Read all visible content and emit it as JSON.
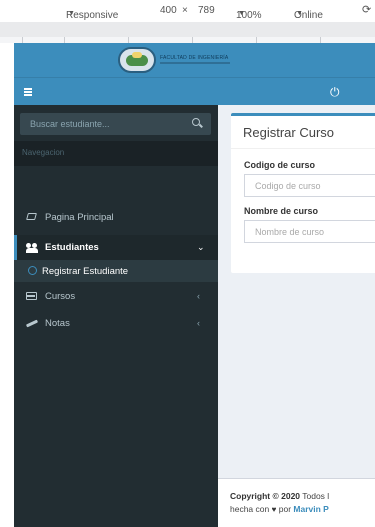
{
  "devtools": {
    "device": "Responsive",
    "width": "400",
    "times": "×",
    "height": "789",
    "zoom": "100%",
    "network": "Online"
  },
  "brand": {
    "logo_text": "FACULTAD DE INGENIERÍA"
  },
  "sidebar": {
    "search_placeholder": "Buscar estudiante...",
    "header": "Navegacion",
    "items": [
      {
        "label": "Pagina Principal",
        "icon": "home-icon"
      },
      {
        "label": "Estudiantes",
        "icon": "users-icon",
        "active": true
      },
      {
        "label": "Registrar Estudiante",
        "icon": "circle-icon",
        "submenu": true
      },
      {
        "label": "Cursos",
        "icon": "card-icon"
      },
      {
        "label": "Notas",
        "icon": "pencil-icon"
      }
    ]
  },
  "main": {
    "box_title": "Registrar Curso",
    "fields": [
      {
        "label": "Codigo de curso",
        "placeholder": "Codigo de curso"
      },
      {
        "label": "Nombre de curso",
        "placeholder": "Nombre de curso"
      }
    ]
  },
  "footer": {
    "copyright": "Copyright © 2020",
    "rights": "Todos l",
    "made_with": "hecha con",
    "by": "por",
    "author": "Marvin P"
  },
  "colors": {
    "primary": "#3c8dbc",
    "sidebar_bg": "#222d32",
    "content_bg": "#ecf0f5"
  }
}
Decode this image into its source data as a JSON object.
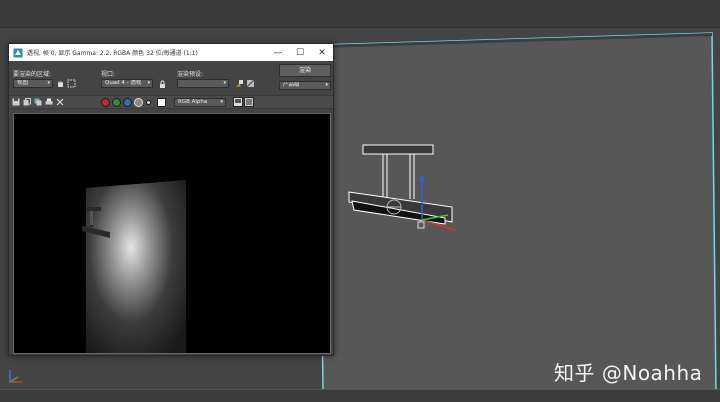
{
  "render_window": {
    "title": "透视, 帧 0, 显示 Gamma: 2.2, RGBA 颜色 32 位/每通道 (1:1)",
    "area_label": "要渲染的区域:",
    "area_value": "视图",
    "viewport_label": "视口:",
    "viewport_value": "Quad 4 - 透视",
    "preset_label": "渲染预设:",
    "preset_value": "",
    "render_button": "渲染",
    "product_value": "产品级",
    "channel_value": "RGB Alpha",
    "colors": {
      "red": "#c0262b",
      "green": "#2e8b3c",
      "blue": "#2f6fb0",
      "mono": "#cfcfcf",
      "swatch": "#ffffff"
    }
  },
  "window_controls": {
    "minimize": "—",
    "maximize": "☐",
    "close": "✕"
  },
  "watermark": "知乎 @Noahha",
  "icons": {
    "title": "app-icon",
    "save": "save-icon",
    "copy": "copy-icon",
    "clone": "clone-icon",
    "print": "print-icon",
    "clear": "clear-icon",
    "lock": "lock-icon",
    "axis": "axis-tripod-icon"
  },
  "accent": {
    "selection_outline": "#5fd1e0",
    "viewport_bg": "#444444"
  }
}
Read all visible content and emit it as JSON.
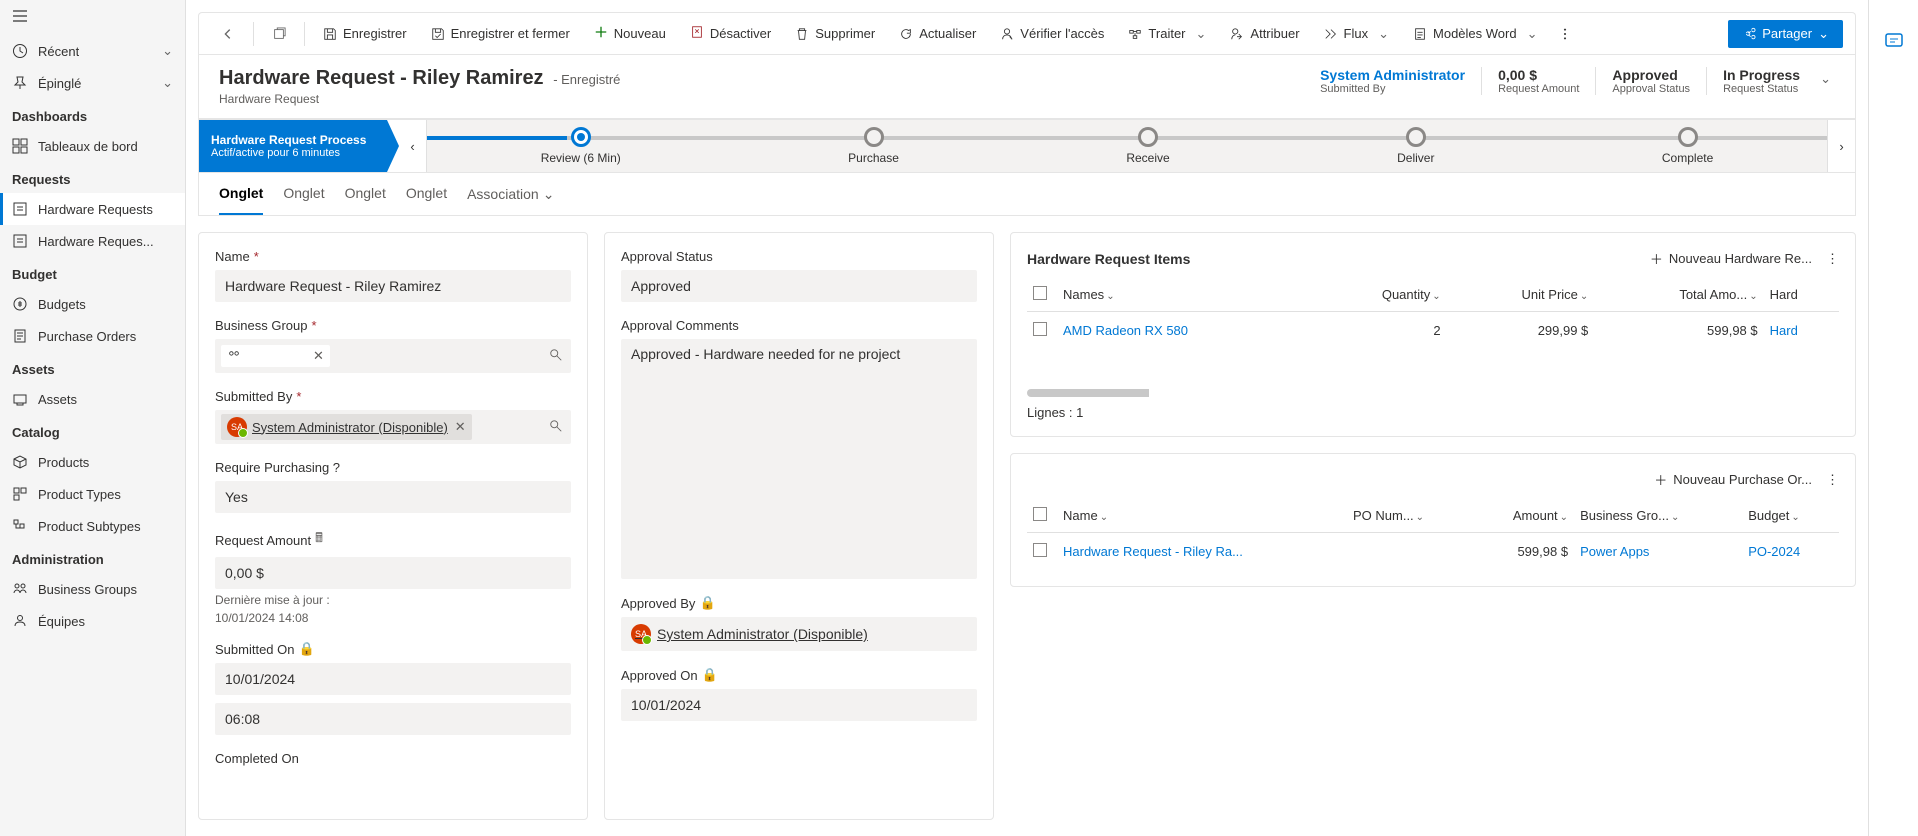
{
  "sidebar": {
    "recent": "Récent",
    "pinned": "Épinglé",
    "sections": {
      "dashboards": "Dashboards",
      "dash_item": "Tableaux de bord",
      "requests": "Requests",
      "req1": "Hardware Requests",
      "req2": "Hardware Reques...",
      "budget": "Budget",
      "budgets": "Budgets",
      "po": "Purchase Orders",
      "assets": "Assets",
      "assets_item": "Assets",
      "catalog": "Catalog",
      "products": "Products",
      "ptypes": "Product Types",
      "psubtypes": "Product Subtypes",
      "admin": "Administration",
      "bg": "Business Groups",
      "teams": "Équipes"
    }
  },
  "commands": {
    "save": "Enregistrer",
    "saveclose": "Enregistrer et fermer",
    "new": "Nouveau",
    "deactivate": "Désactiver",
    "delete": "Supprimer",
    "refresh": "Actualiser",
    "checkaccess": "Vérifier l'accès",
    "process": "Traiter",
    "assign": "Attribuer",
    "flow": "Flux",
    "wordtmpl": "Modèles Word",
    "share": "Partager"
  },
  "header": {
    "title": "Hardware Request - Riley Ramirez",
    "status": "- Enregistré",
    "subtitle": "Hardware Request",
    "fields": [
      {
        "val": "System Administrator",
        "lbl": "Submitted By",
        "link": true
      },
      {
        "val": "0,00 $",
        "lbl": "Request Amount"
      },
      {
        "val": "Approved",
        "lbl": "Approval Status"
      },
      {
        "val": "In Progress",
        "lbl": "Request Status"
      }
    ]
  },
  "bpf": {
    "title": "Hardware Request Process",
    "sub": "Actif/active pour 6 minutes",
    "stages": [
      "Review  (6 Min)",
      "Purchase",
      "Receive",
      "Deliver",
      "Complete"
    ]
  },
  "tabs": [
    "Onglet",
    "Onglet",
    "Onglet",
    "Onglet",
    "Association"
  ],
  "form": {
    "name_lbl": "Name",
    "name_val": "Hardware Request - Riley Ramirez",
    "bg_lbl": "Business Group",
    "subby_lbl": "Submitted By",
    "subby_val": "System Administrator (Disponible)",
    "reqpur_lbl": "Require Purchasing ?",
    "reqpur_val": "Yes",
    "amount_lbl": "Request Amount",
    "amount_val": "0,00 $",
    "amount_hint1": "Dernière mise à jour :",
    "amount_hint2": "10/01/2024 14:08",
    "subon_lbl": "Submitted On",
    "subon_date": "10/01/2024",
    "subon_time": "06:08",
    "compon_lbl": "Completed On",
    "appstat_lbl": "Approval Status",
    "appstat_val": "Approved",
    "appcom_lbl": "Approval Comments",
    "appcom_val": "Approved - Hardware needed for ne project",
    "appby_lbl": "Approved By",
    "appby_val": "System Administrator (Disponible)",
    "appon_lbl": "Approved On",
    "appon_val": "10/01/2024"
  },
  "subgrid1": {
    "title": "Hardware Request Items",
    "add": "Nouveau Hardware Re...",
    "cols": [
      "Names",
      "Quantity",
      "Unit Price",
      "Total Amo...",
      "Hard"
    ],
    "row": {
      "name": "AMD Radeon RX 580",
      "qty": "2",
      "price": "299,99 $",
      "total": "599,98 $",
      "hard": "Hard"
    },
    "footer": "Lignes : 1"
  },
  "subgrid2": {
    "add": "Nouveau Purchase Or...",
    "cols": [
      "Name",
      "PO Num...",
      "Amount",
      "Business Gro...",
      "Budget"
    ],
    "row": {
      "name": "Hardware Request - Riley Ra...",
      "po": "",
      "amount": "599,98 $",
      "bg": "Power Apps",
      "budget": "PO-2024"
    }
  }
}
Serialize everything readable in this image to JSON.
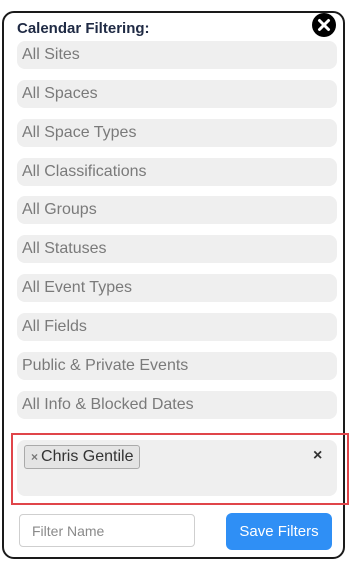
{
  "panel": {
    "title": "Calendar Filtering:",
    "close_icon": "close-circle-icon"
  },
  "filters": [
    {
      "key": "sites",
      "label": "All Sites"
    },
    {
      "key": "spaces",
      "label": "All Spaces"
    },
    {
      "key": "space_types",
      "label": "All Space Types"
    },
    {
      "key": "classifications",
      "label": "All Classifications"
    },
    {
      "key": "groups",
      "label": "All Groups"
    },
    {
      "key": "statuses",
      "label": "All Statuses"
    },
    {
      "key": "event_types",
      "label": "All Event Types"
    },
    {
      "key": "fields",
      "label": "All Fields"
    },
    {
      "key": "visibility",
      "label": "Public & Private Events"
    },
    {
      "key": "info_blocked",
      "label": "All Info & Blocked Dates"
    }
  ],
  "user_filter": {
    "selected": [
      {
        "remove_symbol": "×",
        "label": "Chris Gentile"
      }
    ],
    "clear_symbol": "×",
    "highlight_color": "#e0454a"
  },
  "footer": {
    "filter_name_value": "",
    "filter_name_placeholder": "Filter Name",
    "save_label": "Save Filters",
    "save_color": "#2f8ff5"
  }
}
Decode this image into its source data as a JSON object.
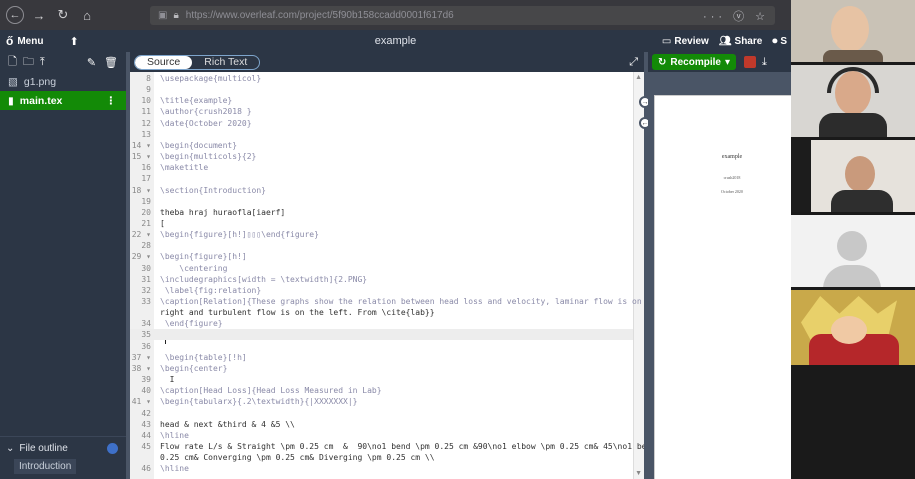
{
  "browser": {
    "url": "https://www.overleaf.com/project/5f90b158ccadd0001f617d6",
    "back_icon": "arrow-left",
    "forward_icon": "arrow-right",
    "reload_icon": "reload",
    "home_icon": "home",
    "right_icons": "··· ⓥ ☆"
  },
  "header": {
    "menu_label": "Menu",
    "project_title": "example",
    "review_label": "Review",
    "share_label": "Share",
    "submit_label": "S"
  },
  "sidebar": {
    "files": [
      {
        "name": "g1.png",
        "icon": "image-icon"
      },
      {
        "name": "main.tex",
        "icon": "file-icon",
        "active": true
      }
    ],
    "file_outline_label": "File outline",
    "outline_items": [
      "Introduction"
    ]
  },
  "editor": {
    "source_label": "Source",
    "rich_text_label": "Rich Text",
    "lines": [
      {
        "n": "8",
        "code": "\\usepackage{multicol}"
      },
      {
        "n": "9",
        "code": ""
      },
      {
        "n": "10",
        "code": "\\title{example}"
      },
      {
        "n": "11",
        "code": "\\author{crush2018 }"
      },
      {
        "n": "12",
        "code": "\\date{October 2020}"
      },
      {
        "n": "13",
        "code": ""
      },
      {
        "n": "14 ▾",
        "code": "\\begin{document}"
      },
      {
        "n": "15 ▾",
        "code": "\\begin{multicols}{2}"
      },
      {
        "n": "16",
        "code": "\\maketitle"
      },
      {
        "n": "17",
        "code": ""
      },
      {
        "n": "18 ▾",
        "code": "\\section{Introduction}"
      },
      {
        "n": "19",
        "code": ""
      },
      {
        "n": "20",
        "code": "theba hraj huraofla[iaerf]"
      },
      {
        "n": "21",
        "code": "["
      },
      {
        "n": "22 ▾",
        "code": "\\begin{figure}[h!]▯▯▯\\end{figure}"
      },
      {
        "n": "28",
        "code": ""
      },
      {
        "n": "29 ▾",
        "code": "\\begin{figure}[h!]"
      },
      {
        "n": "30",
        "code": "    \\centering"
      },
      {
        "n": "31",
        "code": "\\includegraphics[width = \\textwidth]{2.PNG}"
      },
      {
        "n": "32",
        "code": " \\label{fig:relation}"
      },
      {
        "n": "33",
        "code": "\\caption[Relation]{These graphs show the relation between head loss and velocity, laminar flow is on the"
      },
      {
        "n": "",
        "code": "right and turbulent flow is on the left. From \\cite{lab}}"
      },
      {
        "n": "34",
        "code": " \\end{figure}"
      },
      {
        "n": "35",
        "code": ""
      },
      {
        "n": "36",
        "code": ""
      },
      {
        "n": "37 ▾",
        "code": " \\begin{table}[!h]"
      },
      {
        "n": "38 ▾",
        "code": "\\begin{center}"
      },
      {
        "n": "39",
        "code": "  I"
      },
      {
        "n": "40",
        "code": "\\caption[Head Loss]{Head Loss Measured in Lab}"
      },
      {
        "n": "41 ▾",
        "code": "\\begin{tabularx}{.2\\textwidth}{|XXXXXXX|}"
      },
      {
        "n": "42",
        "code": ""
      },
      {
        "n": "43",
        "code": "head & next &third & 4 &5 \\\\"
      },
      {
        "n": "44",
        "code": "\\hline"
      },
      {
        "n": "45",
        "code": "Flow rate L/s & Straight \\pm 0.25 cm  &  90\\no1 bend \\pm 0.25 cm &90\\no1 elbow \\pm 0.25 cm& 45\\no1 bend  \\pm"
      },
      {
        "n": "",
        "code": "0.25 cm& Converging \\pm 0.25 cm& Diverging \\pm 0.25 cm \\\\"
      },
      {
        "n": "46",
        "code": "\\hline"
      }
    ]
  },
  "pdf": {
    "recompile_label": "Recompile",
    "title": "example",
    "author": "crush2018",
    "date": "October 2020"
  },
  "colors": {
    "header_bg": "#2c3645",
    "accent_green": "#138a07",
    "editor_bg": "#ffffff"
  }
}
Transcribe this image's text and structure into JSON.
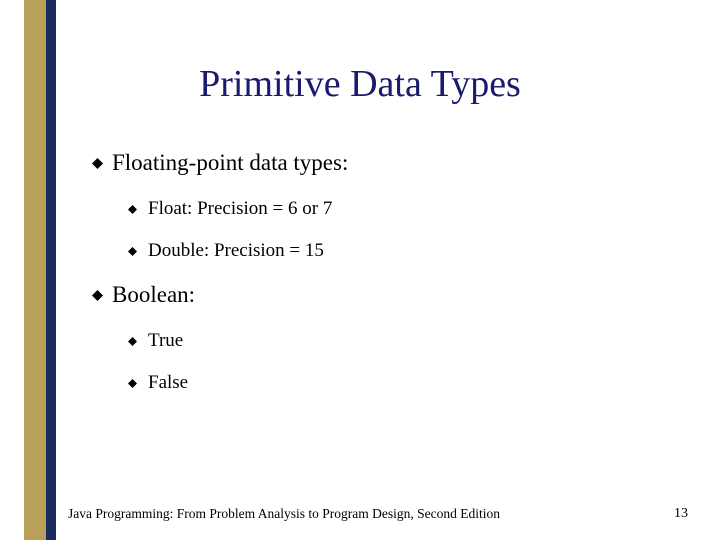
{
  "title": "Primitive Data Types",
  "bullets": {
    "b1": "Floating-point data types:",
    "b1a": "Float: Precision = 6 or 7",
    "b1b": "Double: Precision = 15",
    "b2": "Boolean:",
    "b2a": "True",
    "b2b": "False"
  },
  "footer": {
    "source": "Java Programming: From Problem Analysis to Program Design, Second Edition",
    "page": "13"
  }
}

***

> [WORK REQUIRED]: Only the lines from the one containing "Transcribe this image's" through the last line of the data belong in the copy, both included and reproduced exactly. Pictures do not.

> [WRITTEN RESPONSE]:
Transcribe this image's text and structure into JSON.
{
  "title": "Primitive Data Types",
  "bullets": {
    "b1": "Floating-point data types:",
    "b1a": "Float: Precision = 6 or 7",
    "b1b": "Double: Precision = 15",
    "b2": "Boolean:",
    "b2a": "True",
    "b2b": "False"
  },
  "footer": {
    "source": "Java Programming: From Problem Analysis to Program Design, Second Edition",
    "page": "13"
  }
}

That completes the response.